Namely, my immaculate conception.
Even having been born in the late 60’s and being a child of the 70’s, I wasn’t the brightest bulb in the box when it came to sex. When it finally dawned on me one day as a tween sitting in the kitchen staring at the date on my parents’ rosemaling embellished anniversary plate, it took me a couple of hours to get up the nerve to ask: “Mom, how many months does a pregnancy last?”
Because even counting three times, I was quite certain there were only six months between my parents’ wedding date and my own birth.
My parents were high school sweethearts and I was born during Dad’s final year of college. Hardly scandalous material even back then. And I certainly don’t mean to disparage my parents in any way, as their generation shows far more loyalty, resilience, and just plain decency than my own. My parents lived through Dad’s service in the Vietnam War and went on to have three more kids after me. They have been married forever now, and from what I can gather, Dad still thinks Mom is groovier than Marcia Brady and foxier than any Bond girl of any decade.
Which is why I still have just a wee bit of trouble believing Mom’s story:
“We just must have been hyper fertile. I swear we didn’t even have sex. Your father just got a little too close one night … of course we waited until after we were married to try it again.”
Did I mention my parents were born the same year Bill Clinton was? (Maybe their generation has a slightly more narrow view of what constitutes sex? And if two decades make that much difference, I wonder how the meaning of “virgin” might have evolved over 2000+ years?)
But on second thought, I do believe Mom.
It wasn’t my parents’ fault.
I simply wanted to be born too badly. I was in a hurry.
And now that I have just 135 days left until the End-of-the-World, I feel more panicked than ever to squeeze everything I possibly can into life.
Which reminds me that I promised to reveal nothing less than the Meaning of Life in this post. Being the immaculately conceived Guru-Goddess that I am, I am unabashed by this challenge and will simply do what all the other gurus do.
I will borrow someone else’s thoughts on this. Here goes …
The purpose of life is:
“To be the eyes and ears and conscience of the Creator of the Universe, you fool.”
— Kurt Vonnegut, Breakfast of Champions.
I don’t remember much about Vonnegut’s novel (apart from loving everything the man has ever written), but find his theory amazingly comforting.

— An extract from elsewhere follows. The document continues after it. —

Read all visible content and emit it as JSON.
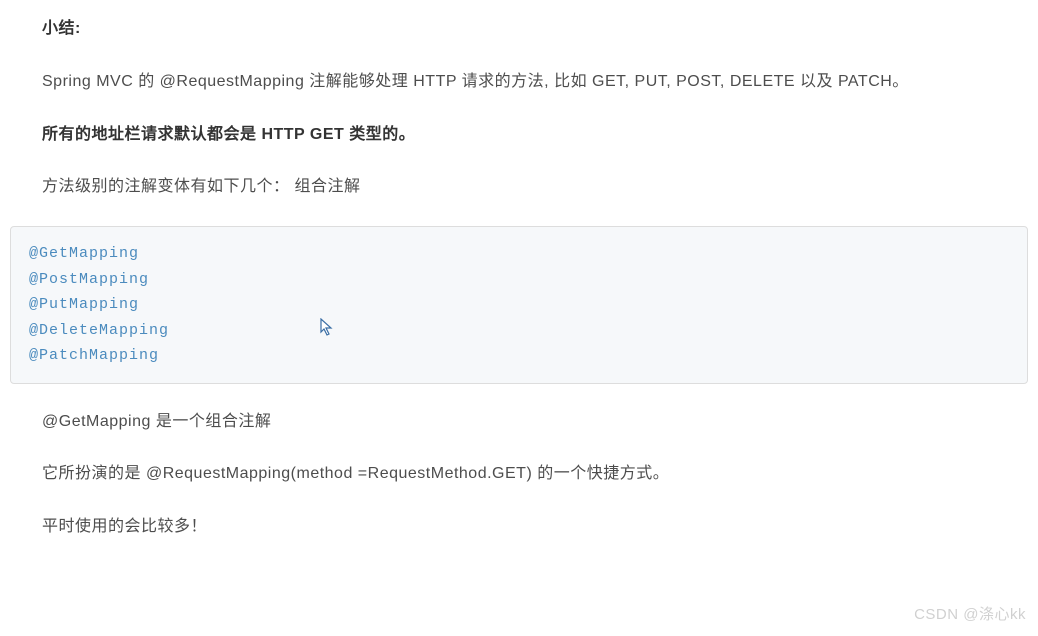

The longer I go without working a “real” job, the more material I need to rationalize my hope that writing (“being the eyes and ears of the universe”) may, in fact, be all that is required of us.

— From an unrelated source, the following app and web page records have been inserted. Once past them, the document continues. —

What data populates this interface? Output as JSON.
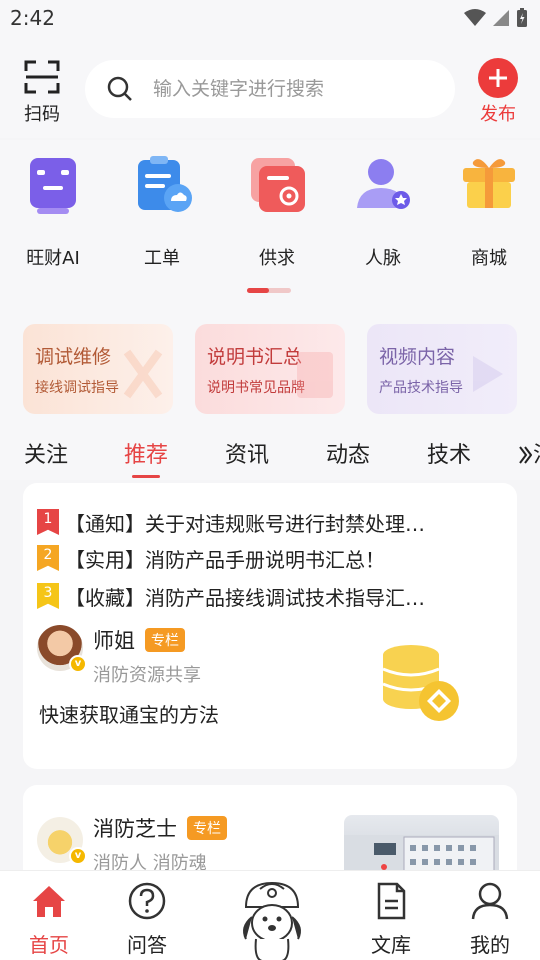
{
  "status": {
    "time": "2:42"
  },
  "header": {
    "scan_label": "扫码",
    "search_placeholder": "输入关键字进行搜索",
    "publish_label": "发布"
  },
  "apps": [
    {
      "label": "旺财AI",
      "icon": "robot-icon"
    },
    {
      "label": "工单",
      "icon": "work-order-icon"
    },
    {
      "label": "供求",
      "icon": "supply-demand-icon"
    },
    {
      "label": "人脉",
      "icon": "contacts-icon"
    },
    {
      "label": "商城",
      "icon": "gift-icon"
    }
  ],
  "quick_cards": [
    {
      "title": "调试维修",
      "subtitle": "接线调试指导"
    },
    {
      "title": "说明书汇总",
      "subtitle": "说明书常见品牌"
    },
    {
      "title": "视频内容",
      "subtitle": "产品技术指导"
    }
  ],
  "tabs": [
    "关注",
    "推荐",
    "资讯",
    "动态",
    "技术",
    "法"
  ],
  "active_tab": "推荐",
  "news": [
    {
      "rank": "1",
      "text": "【通知】关于对违规账号进行封禁处理…"
    },
    {
      "rank": "2",
      "text": "【实用】消防产品手册说明书汇总！"
    },
    {
      "rank": "3",
      "text": "【收藏】消防产品接线调试技术指导汇…"
    }
  ],
  "post1": {
    "author": "师姐",
    "badge": "专栏",
    "subtitle": "消防资源共享",
    "title": "快速获取通宝的方法",
    "verified": "v"
  },
  "post2": {
    "author": "消防芝士",
    "badge": "专栏",
    "subtitle": "消防人 消防魂",
    "verified": "v"
  },
  "bottom_nav": [
    {
      "label": "首页",
      "icon": "home-icon"
    },
    {
      "label": "问答",
      "icon": "question-icon"
    },
    {
      "label": "文库",
      "icon": "document-icon"
    },
    {
      "label": "我的",
      "icon": "user-icon"
    }
  ],
  "colors": {
    "accent": "#e64545",
    "badge": "#f59a23"
  }
}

But if simply observing the world is what we’re here for, I just realized I will never meet a guru who possesses more wisdom than my cat:
I don’t know about you, but I find this slightly disturbing … my cat charges less than $2 per day (two cans of Fancy Feast plus all the premium kibble he can eat). How will I ever make a living as a Goddess?
What about you? What are your experiences with Gurus? Spill everything: the good, the bad, and the ugly … maybe I can even convince Boris to impart some of his wisdom in a reply if you have Pounce treats.